Heavier stock paper is ideal for this activity. Use a Venn diagram to help you organize your thinking about a text as you read it. Put differences between two books or characters on opposite sides and similarities in the middle. Using one of the different rhetorical modes, write an essay in which you make meaningful connections between the text and your own experiences or other texts you have read. How would it change the story if you rewrote it in a different point of view e. Try it! Using the novel as the basis for your stories, columns and editorials, create an newspaper or magazine based on or inspired by the book you are reading.
On occasion circle back around to the beginning of the chapter or text to keep yourself oriented as to "the big picture. If you are reading a historical text, have students interview people who have some familiarity with that time period or the subject of the book.
If you are reading a book that deals with a subject an expert might help them better understand, invite one in. Try the Veterans of Foreign Wars, for example, if reading about war. After reading a story, pair up with others and tell the story as a group, recalling it in order, piecing it together, and clarifying for each other when one gets lost. A designated student or group reads a section of a text and comes prepared to present or teach it to the class.
Follow up with discussion for clarification. Have students create their own test or essay questions about the text. This allows them to simultaneously think about the story and prepare for the test on it. Students rewrite a poem as a story, a short story as a poem or play. All rewrites should then be read and discussed so as to understand how the different genre work. Students reading controversial texts or novels with debatable subjects such as should debate the issues.
Students gather in groups to discuss the text and then report out to the class for full-class discussion. Follow up with discussion of reasons. Excerpted from Burke, J. This is a fantastic resource, and many are great to use with any grade level - even my Kindergarten class during our library skills class! Thank you for sharing! This is very good, thank you for being so helpful I'm gonna share the ideas and apply it to class later.
God bless ya! This site was very helpful; It had a plethora of brilliant ideas!

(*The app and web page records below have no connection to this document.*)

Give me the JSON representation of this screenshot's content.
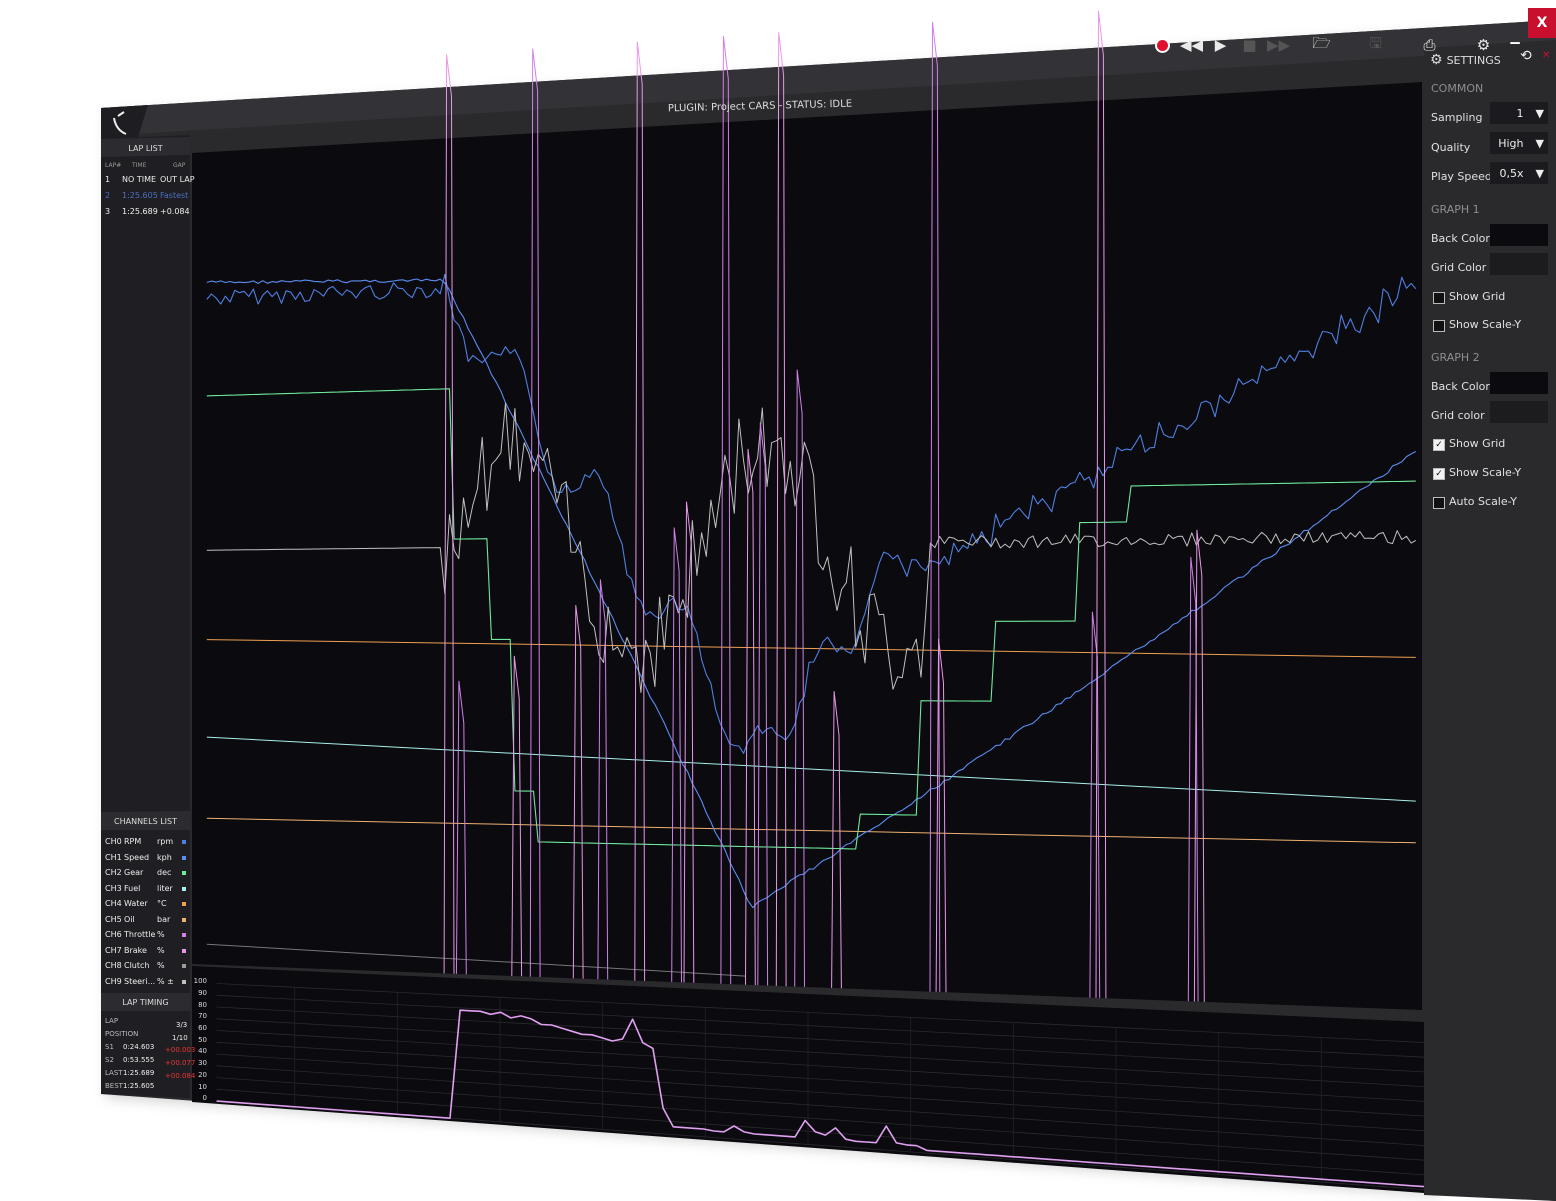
{
  "toolbar": {
    "buttons": [
      {
        "name": "record-button",
        "icon": "record-icon"
      },
      {
        "name": "rewind-button",
        "icon": "rewind-icon"
      },
      {
        "name": "play-button",
        "icon": "play-icon"
      },
      {
        "name": "stop-button",
        "icon": "stop-icon"
      },
      {
        "name": "fast-forward-button",
        "icon": "fast-forward-icon"
      },
      {
        "name": "open-button",
        "icon": "folder-open-icon"
      },
      {
        "name": "save-button",
        "icon": "save-icon"
      },
      {
        "name": "print-button",
        "icon": "printer-icon"
      },
      {
        "name": "settings-button",
        "icon": "gear-icon"
      }
    ],
    "close_label": "X"
  },
  "status": "PLUGIN: Project CARS - STATUS: IDLE",
  "lap_list": {
    "title": "LAP LIST",
    "headers": [
      "LAP#",
      "TIME",
      "GAP"
    ],
    "rows": [
      {
        "lap": "1",
        "time": "NO TIME",
        "gap": "OUT LAP",
        "highlight": false
      },
      {
        "lap": "2",
        "time": "1:25.605",
        "gap": "Fastest",
        "highlight": true
      },
      {
        "lap": "3",
        "time": "1:25.689",
        "gap": "+0.084",
        "highlight": false
      }
    ]
  },
  "channels_list": {
    "title": "CHANNELS LIST",
    "rows": [
      {
        "ch": "CH0",
        "name": "RPM",
        "unit": "rpm",
        "color": "#4f7fe0"
      },
      {
        "ch": "CH1",
        "name": "Speed",
        "unit": "kph",
        "color": "#5b8df0"
      },
      {
        "ch": "CH2",
        "name": "Gear",
        "unit": "dec",
        "color": "#6ee89a"
      },
      {
        "ch": "CH3",
        "name": "Fuel",
        "unit": "liter",
        "color": "#a8f0e8"
      },
      {
        "ch": "CH4",
        "name": "Water",
        "unit": "°C",
        "color": "#f0a050"
      },
      {
        "ch": "CH5",
        "name": "Oil",
        "unit": "bar",
        "color": "#f0b070"
      },
      {
        "ch": "CH6",
        "name": "Throttle",
        "unit": "%",
        "color": "#d080e8"
      },
      {
        "ch": "CH7",
        "name": "Brake",
        "unit": "%",
        "color": "#e898e8"
      },
      {
        "ch": "CH8",
        "name": "Clutch",
        "unit": "%",
        "color": "#9a9a9a"
      },
      {
        "ch": "CH9",
        "name": "Steeri...",
        "unit": "% ±",
        "color": "#c0c0c0"
      }
    ]
  },
  "lap_timing": {
    "title": "LAP TIMING",
    "lap_label": "LAP",
    "lap_value": "3/3",
    "position_label": "POSITION",
    "position_value": "1/10",
    "rows": [
      {
        "label": "S1",
        "time": "0:24.603",
        "delta": "+00.003"
      },
      {
        "label": "S2",
        "time": "0:53.555",
        "delta": "+00.077"
      },
      {
        "label": "LAST",
        "time": "1:25.689",
        "delta": "+00.084"
      },
      {
        "label": "BEST",
        "time": "1:25.605",
        "delta": ""
      }
    ]
  },
  "settings": {
    "title": "SETTINGS",
    "common_label": "COMMON",
    "sampling_label": "Sampling",
    "sampling_value": "1",
    "quality_label": "Quality",
    "quality_value": "High",
    "playspeed_label": "Play Speed",
    "playspeed_value": "0,5x",
    "graph1_label": "GRAPH 1",
    "g1_back_label": "Back Color",
    "g1_back_color": "#0b0a0f",
    "g1_grid_label": "Grid Color",
    "g1_grid_color": "#1c1c1f",
    "g1_showgrid_label": "Show Grid",
    "g1_showgrid": false,
    "g1_scaley_label": "Show Scale-Y",
    "g1_scaley": false,
    "graph2_label": "GRAPH 2",
    "g2_back_label": "Back Color",
    "g2_back_color": "#0b0a0f",
    "g2_grid_label": "Grid color",
    "g2_grid_color": "#1c1c1f",
    "g2_showgrid_label": "Show Grid",
    "g2_showgrid": true,
    "g2_scaley_label": "Show Scale-Y",
    "g2_scaley": true,
    "g2_autoscale_label": "Auto  Scale-Y",
    "g2_autoscale": false
  },
  "chart_data": {
    "type": "line",
    "y_ticks": [
      "100",
      "90",
      "80",
      "70",
      "60",
      "50",
      "40",
      "30",
      "20",
      "10",
      "0"
    ],
    "ylim": [
      0,
      100
    ],
    "series": [
      {
        "name": "Throttle",
        "color": "#e0a0f0",
        "values": [
          0,
          0,
          0,
          0,
          0,
          0,
          0,
          0,
          0,
          0,
          0,
          0,
          0,
          0,
          0,
          0,
          0,
          0,
          0,
          0,
          0,
          0,
          0,
          0,
          88,
          88,
          88,
          86,
          88,
          84,
          86,
          84,
          80,
          80,
          78,
          76,
          74,
          74,
          72,
          70,
          72,
          88,
          70,
          66,
          20,
          6,
          6,
          6,
          6,
          5,
          5,
          10,
          6,
          5,
          5,
          5,
          5,
          5,
          18,
          10,
          8,
          14,
          6,
          5,
          5,
          5,
          18,
          6,
          5,
          5,
          2,
          2,
          2,
          2,
          2,
          2,
          2,
          2,
          2,
          2,
          2,
          2,
          2,
          2,
          2,
          2,
          2,
          2,
          2,
          2,
          2,
          2,
          2,
          2,
          2,
          2,
          2,
          2,
          2,
          2,
          2,
          2,
          2,
          2,
          2,
          2,
          2,
          2,
          2,
          2,
          2,
          2,
          2,
          2,
          2,
          2,
          2,
          2,
          2,
          2
        ]
      }
    ]
  }
}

I definitely will be referring to this site often for ideas. A great list - good descriptions, can be used for all grade levels and texts.